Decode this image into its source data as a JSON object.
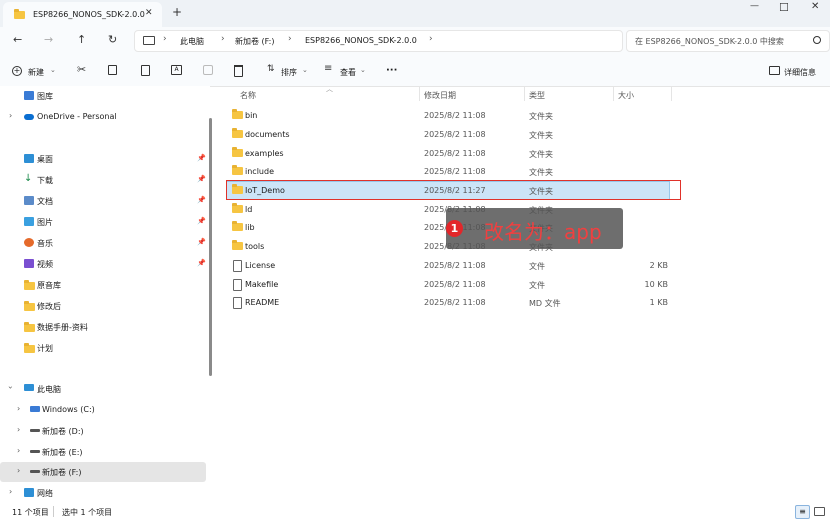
{
  "window": {
    "tab_title": "ESP8266_NONOS_SDK-2.0.0",
    "tab_close": "✕",
    "new_tab": "+",
    "minimize": "—",
    "maximize": "☐",
    "close": "✕"
  },
  "nav": {
    "back": "←",
    "forward": "→",
    "up": "↑",
    "refresh": "↻",
    "breadcrumb": [
      "此电脑",
      "新加卷 (F:)",
      "ESP8266_NONOS_SDK-2.0.0"
    ],
    "search_placeholder": "在 ESP8266_NONOS_SDK-2.0.0 中搜索"
  },
  "toolbar": {
    "new_label": "新建",
    "sort_label": "排序",
    "view_label": "查看",
    "more_label": "···",
    "details_label": "详细信息"
  },
  "sidebar": {
    "items": [
      {
        "label": "图库",
        "icon": "gallery-icon"
      },
      {
        "label": "OneDrive - Personal",
        "icon": "cloud-icon"
      },
      {
        "label": "桌面",
        "icon": "desktop-icon"
      },
      {
        "label": "下载",
        "icon": "download-icon"
      },
      {
        "label": "文档",
        "icon": "documents-icon"
      },
      {
        "label": "图片",
        "icon": "pictures-icon"
      },
      {
        "label": "音乐",
        "icon": "music-icon"
      },
      {
        "label": "视频",
        "icon": "videos-icon"
      },
      {
        "label": "原音库",
        "icon": "folder-icon"
      },
      {
        "label": "修改后",
        "icon": "folder-icon"
      },
      {
        "label": "数据手册-资料",
        "icon": "folder-icon"
      },
      {
        "label": "计划",
        "icon": "folder-icon"
      },
      {
        "label": "此电脑",
        "icon": "computer-icon"
      },
      {
        "label": "Windows (C:)",
        "icon": "drive-icon"
      },
      {
        "label": "新加卷 (D:)",
        "icon": "drive-icon"
      },
      {
        "label": "新加卷 (E:)",
        "icon": "drive-icon"
      },
      {
        "label": "新加卷 (F:)",
        "icon": "drive-icon"
      },
      {
        "label": "网络",
        "icon": "network-icon"
      }
    ]
  },
  "columns": {
    "name": "名称",
    "date": "修改日期",
    "type": "类型",
    "size": "大小"
  },
  "files": [
    {
      "name": "bin",
      "date": "2025/8/2 11:08",
      "type": "文件夹",
      "size": "",
      "kind": "folder"
    },
    {
      "name": "documents",
      "date": "2025/8/2 11:08",
      "type": "文件夹",
      "size": "",
      "kind": "folder"
    },
    {
      "name": "examples",
      "date": "2025/8/2 11:08",
      "type": "文件夹",
      "size": "",
      "kind": "folder"
    },
    {
      "name": "include",
      "date": "2025/8/2 11:08",
      "type": "文件夹",
      "size": "",
      "kind": "folder"
    },
    {
      "name": "IoT_Demo",
      "date": "2025/8/2 11:27",
      "type": "文件夹",
      "size": "",
      "kind": "folder"
    },
    {
      "name": "ld",
      "date": "2025/8/2 11:08",
      "type": "文件夹",
      "size": "",
      "kind": "folder"
    },
    {
      "name": "lib",
      "date": "2025/8/2 11:08",
      "type": "文件夹",
      "size": "",
      "kind": "folder"
    },
    {
      "name": "tools",
      "date": "2025/8/2 11:08",
      "type": "文件夹",
      "size": "",
      "kind": "folder"
    },
    {
      "name": "License",
      "date": "2025/8/2 11:08",
      "type": "文件",
      "size": "2 KB",
      "kind": "file"
    },
    {
      "name": "Makefile",
      "date": "2025/8/2 11:08",
      "type": "文件",
      "size": "10 KB",
      "kind": "file"
    },
    {
      "name": "README",
      "date": "2025/8/2 11:08",
      "type": "MD 文件",
      "size": "1 KB",
      "kind": "file"
    }
  ],
  "annotation": {
    "number": "1",
    "text": "改名为：app"
  },
  "status": {
    "count": "11 个项目",
    "selected": "选中 1 个项目"
  },
  "colors": {
    "selection": "#cce4f7",
    "highlight_box": "#e0322a",
    "folder": "#f6c542",
    "accent": "#0067c0"
  }
}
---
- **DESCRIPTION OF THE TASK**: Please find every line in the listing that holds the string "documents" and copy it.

- **REPLY TO THE TASK**:
        "icon": "documents-icon"
      "name": "documents",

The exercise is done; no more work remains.